Mallinckrodt (MNK) built its business on a string of acquisitions. When the Federal Reserve was creating a “wealth effect” by pumping up stocks, the company’s rapid revenue and earnings growth via acquisition appeared to be a winning strategy. Now that quantitative easing (“QE”) has slowed, healthcare acquirers like Mallinckrodt, Valeant (VRX) and Teva (TEVA) now have to address their ballooning debt.
Each company has agreed to engage in divestitures to pare debt. It might have been their only play. While investors love trading these company’s shares in the secondary market, I find it doubtful they would be willing to help these company’s raise new equity in order to pare debt. A dilutive event is not exactly an inviting proposition for day traders. That said, Mallinckrodt’s attempt to sell its generics business could end in a hung deal:
In March 2017, Mallinckrodt (MNK) announced it was exploring the sale of its generics business in a deal that could have fetched values as high as $2 billion … In November 2017, market chatter suggested Intas Pharmaceuticals was closing in on a $1.5 billion acquisition of the generics unit.

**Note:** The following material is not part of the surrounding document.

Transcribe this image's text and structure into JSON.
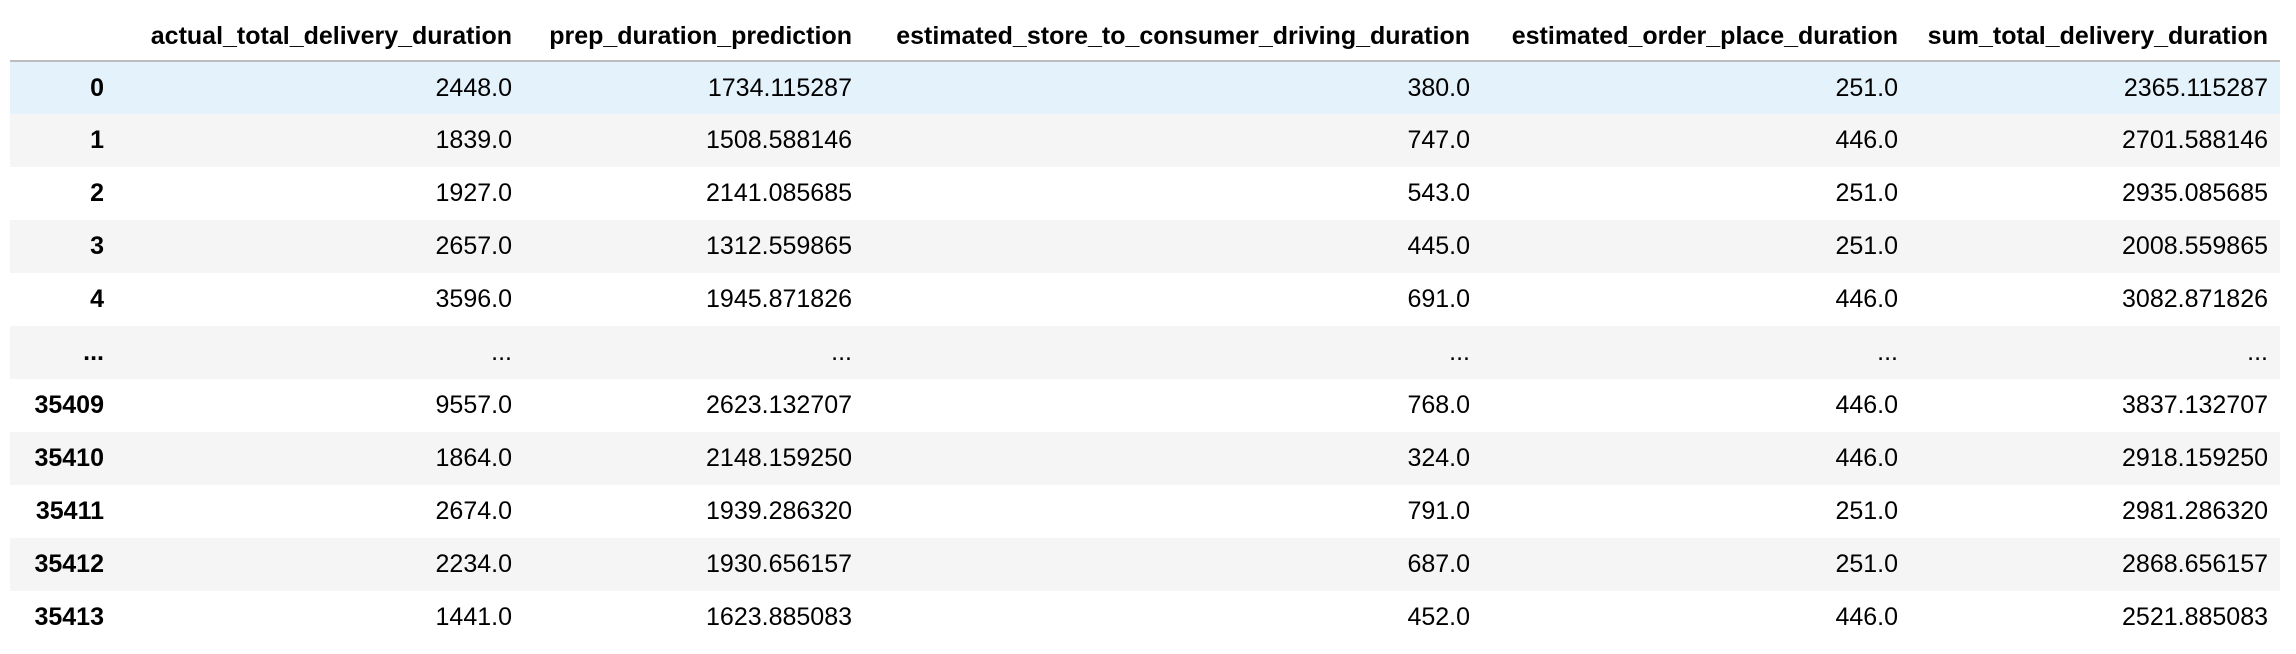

Current chatter suggests the deal could be trouble due to lower than expected bids.
At the end of the day, the generics business still has not been sold despite having been on the market since Q1 2017. That could be a problem as Q4 earnings results roll around.
The company has been reeling from revenue declines in its Specialty Generics segment and in Acthar, which represents over 39% of total revenue. In my opinion, its recent $1.2 billion acquisition of Sucampo Pharmaceuticals was an attempt to find a new narrative. The deal will help diversity Mallinckrodt’s revenue stream, yet increase its debt outstanding by about $800 million. It could also hamper Mallinckrodt’s ability to raise new debt to fund more deals. Mallinckrodt might have unknowingly bet the farm on Sucampo.